The lines of the records that include "title" should all be copied.
** Information follows **
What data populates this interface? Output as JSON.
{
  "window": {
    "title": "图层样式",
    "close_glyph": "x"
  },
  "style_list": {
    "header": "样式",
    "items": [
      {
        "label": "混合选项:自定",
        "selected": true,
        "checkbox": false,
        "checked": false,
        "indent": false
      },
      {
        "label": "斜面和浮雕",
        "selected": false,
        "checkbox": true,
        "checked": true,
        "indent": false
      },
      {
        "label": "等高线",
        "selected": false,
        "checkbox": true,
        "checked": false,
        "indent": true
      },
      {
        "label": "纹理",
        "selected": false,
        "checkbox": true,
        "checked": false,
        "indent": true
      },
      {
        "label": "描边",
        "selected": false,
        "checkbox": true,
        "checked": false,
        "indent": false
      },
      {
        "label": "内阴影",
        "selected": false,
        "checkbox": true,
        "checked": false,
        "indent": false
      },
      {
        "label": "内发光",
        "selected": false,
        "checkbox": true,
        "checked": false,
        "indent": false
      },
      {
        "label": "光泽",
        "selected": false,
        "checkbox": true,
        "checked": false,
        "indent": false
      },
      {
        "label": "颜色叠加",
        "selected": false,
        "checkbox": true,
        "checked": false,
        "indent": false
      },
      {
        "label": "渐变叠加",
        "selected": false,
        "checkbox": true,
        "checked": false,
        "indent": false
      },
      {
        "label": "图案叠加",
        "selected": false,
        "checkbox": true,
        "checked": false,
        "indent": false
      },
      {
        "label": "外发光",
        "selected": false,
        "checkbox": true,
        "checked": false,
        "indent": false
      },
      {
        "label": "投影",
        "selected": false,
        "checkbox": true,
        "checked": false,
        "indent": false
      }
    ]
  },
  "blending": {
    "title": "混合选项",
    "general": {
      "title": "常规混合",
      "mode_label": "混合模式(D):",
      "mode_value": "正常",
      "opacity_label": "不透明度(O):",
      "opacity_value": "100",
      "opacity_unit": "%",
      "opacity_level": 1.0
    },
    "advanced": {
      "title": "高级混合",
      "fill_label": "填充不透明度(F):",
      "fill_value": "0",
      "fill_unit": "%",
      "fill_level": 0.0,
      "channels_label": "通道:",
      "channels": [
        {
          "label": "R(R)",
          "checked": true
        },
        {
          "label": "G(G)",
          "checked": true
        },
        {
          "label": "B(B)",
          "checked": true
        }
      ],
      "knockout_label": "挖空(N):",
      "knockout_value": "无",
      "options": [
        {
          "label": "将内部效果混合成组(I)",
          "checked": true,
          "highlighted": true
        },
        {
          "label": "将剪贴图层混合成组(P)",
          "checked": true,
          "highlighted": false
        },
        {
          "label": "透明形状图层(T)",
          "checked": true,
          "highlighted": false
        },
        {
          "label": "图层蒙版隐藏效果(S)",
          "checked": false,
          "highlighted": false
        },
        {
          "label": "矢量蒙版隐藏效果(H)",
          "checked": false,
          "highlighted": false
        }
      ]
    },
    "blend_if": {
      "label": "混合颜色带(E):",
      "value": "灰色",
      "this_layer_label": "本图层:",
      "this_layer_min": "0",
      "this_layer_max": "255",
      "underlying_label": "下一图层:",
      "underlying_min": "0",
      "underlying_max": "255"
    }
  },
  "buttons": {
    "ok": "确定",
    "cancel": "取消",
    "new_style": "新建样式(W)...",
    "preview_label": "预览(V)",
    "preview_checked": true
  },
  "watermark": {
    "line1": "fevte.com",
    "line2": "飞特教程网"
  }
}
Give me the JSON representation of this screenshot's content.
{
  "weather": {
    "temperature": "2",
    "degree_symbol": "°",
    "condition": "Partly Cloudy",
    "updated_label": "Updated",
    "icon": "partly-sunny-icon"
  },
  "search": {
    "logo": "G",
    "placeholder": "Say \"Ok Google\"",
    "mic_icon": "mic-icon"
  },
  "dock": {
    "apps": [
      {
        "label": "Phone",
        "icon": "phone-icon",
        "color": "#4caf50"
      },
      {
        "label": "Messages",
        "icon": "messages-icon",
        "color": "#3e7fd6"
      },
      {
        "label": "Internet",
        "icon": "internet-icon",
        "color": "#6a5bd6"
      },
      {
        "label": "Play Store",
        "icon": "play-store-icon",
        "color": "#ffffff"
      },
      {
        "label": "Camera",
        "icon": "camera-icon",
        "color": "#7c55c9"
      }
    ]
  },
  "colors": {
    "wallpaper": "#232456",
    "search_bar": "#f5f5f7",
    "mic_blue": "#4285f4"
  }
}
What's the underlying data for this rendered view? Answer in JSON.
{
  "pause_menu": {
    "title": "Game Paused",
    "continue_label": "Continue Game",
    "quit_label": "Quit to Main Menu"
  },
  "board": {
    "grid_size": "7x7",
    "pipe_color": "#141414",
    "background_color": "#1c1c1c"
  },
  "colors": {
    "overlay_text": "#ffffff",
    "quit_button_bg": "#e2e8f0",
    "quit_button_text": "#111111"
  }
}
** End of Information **
:: Output for this exercise ::
    "title": "图层样式",
    "title": "混合选项",
      "title": "常规混合",
      "title": "高级混合",
    "title": "Game Paused",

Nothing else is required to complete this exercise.